Task requirements. All lines below containing the string "None" are to be copied.

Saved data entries
##########

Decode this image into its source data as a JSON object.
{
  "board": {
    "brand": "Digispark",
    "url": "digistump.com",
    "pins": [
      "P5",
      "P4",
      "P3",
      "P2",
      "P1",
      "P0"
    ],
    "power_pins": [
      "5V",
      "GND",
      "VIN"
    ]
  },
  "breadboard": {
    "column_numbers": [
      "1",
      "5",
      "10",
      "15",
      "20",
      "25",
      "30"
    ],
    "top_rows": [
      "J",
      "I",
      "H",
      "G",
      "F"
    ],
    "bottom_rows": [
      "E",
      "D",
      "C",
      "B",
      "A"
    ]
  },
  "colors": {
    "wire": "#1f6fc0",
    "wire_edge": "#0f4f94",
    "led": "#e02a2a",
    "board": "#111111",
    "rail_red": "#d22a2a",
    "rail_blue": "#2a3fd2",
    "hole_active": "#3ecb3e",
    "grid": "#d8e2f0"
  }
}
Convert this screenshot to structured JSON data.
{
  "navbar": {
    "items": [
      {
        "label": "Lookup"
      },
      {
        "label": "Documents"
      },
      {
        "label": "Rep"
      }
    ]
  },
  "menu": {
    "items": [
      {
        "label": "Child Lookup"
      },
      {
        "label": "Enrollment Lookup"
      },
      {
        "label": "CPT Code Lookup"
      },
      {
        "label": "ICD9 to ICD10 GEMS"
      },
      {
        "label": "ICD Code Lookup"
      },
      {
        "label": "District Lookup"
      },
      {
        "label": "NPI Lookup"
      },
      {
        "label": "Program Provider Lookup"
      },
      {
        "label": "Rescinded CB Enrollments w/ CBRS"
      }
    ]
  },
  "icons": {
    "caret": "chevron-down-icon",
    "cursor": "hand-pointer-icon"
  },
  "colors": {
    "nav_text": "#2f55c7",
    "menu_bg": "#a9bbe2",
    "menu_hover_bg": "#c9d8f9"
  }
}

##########

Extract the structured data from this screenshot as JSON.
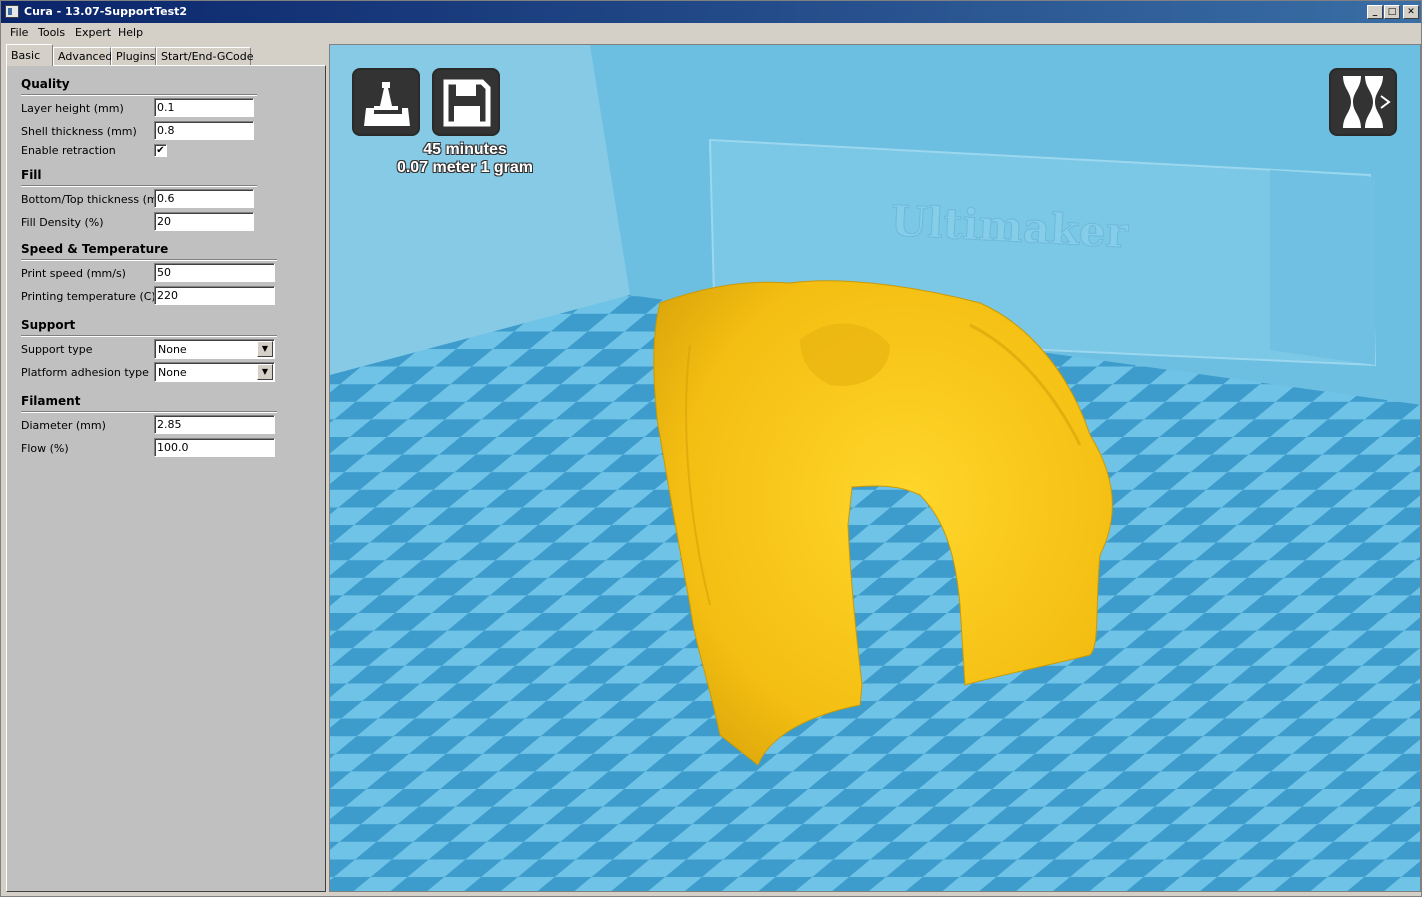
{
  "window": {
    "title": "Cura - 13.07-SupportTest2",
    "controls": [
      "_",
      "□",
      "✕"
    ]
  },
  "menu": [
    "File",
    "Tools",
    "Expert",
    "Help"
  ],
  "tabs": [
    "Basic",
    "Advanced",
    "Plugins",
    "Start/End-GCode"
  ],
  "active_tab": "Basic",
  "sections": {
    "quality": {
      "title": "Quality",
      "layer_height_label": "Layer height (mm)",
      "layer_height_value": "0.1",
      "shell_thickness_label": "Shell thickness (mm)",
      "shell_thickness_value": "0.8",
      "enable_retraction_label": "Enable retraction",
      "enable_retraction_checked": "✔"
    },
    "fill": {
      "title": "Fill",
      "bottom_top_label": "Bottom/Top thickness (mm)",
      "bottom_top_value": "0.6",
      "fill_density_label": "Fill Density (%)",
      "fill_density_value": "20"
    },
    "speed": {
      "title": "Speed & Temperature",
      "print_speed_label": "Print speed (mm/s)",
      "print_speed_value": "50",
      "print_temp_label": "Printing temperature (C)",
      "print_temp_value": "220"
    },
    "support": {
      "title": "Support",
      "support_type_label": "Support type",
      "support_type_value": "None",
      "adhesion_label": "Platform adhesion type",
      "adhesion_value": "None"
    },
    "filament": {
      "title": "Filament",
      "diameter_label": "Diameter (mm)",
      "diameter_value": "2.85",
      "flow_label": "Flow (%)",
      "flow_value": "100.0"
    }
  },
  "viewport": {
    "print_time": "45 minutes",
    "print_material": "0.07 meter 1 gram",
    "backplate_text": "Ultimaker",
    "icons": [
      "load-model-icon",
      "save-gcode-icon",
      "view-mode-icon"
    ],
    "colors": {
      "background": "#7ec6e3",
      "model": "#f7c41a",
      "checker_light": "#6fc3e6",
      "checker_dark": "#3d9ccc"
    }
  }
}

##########

Task response.
      "support_type_value": "None",
      "adhesion_value": "None"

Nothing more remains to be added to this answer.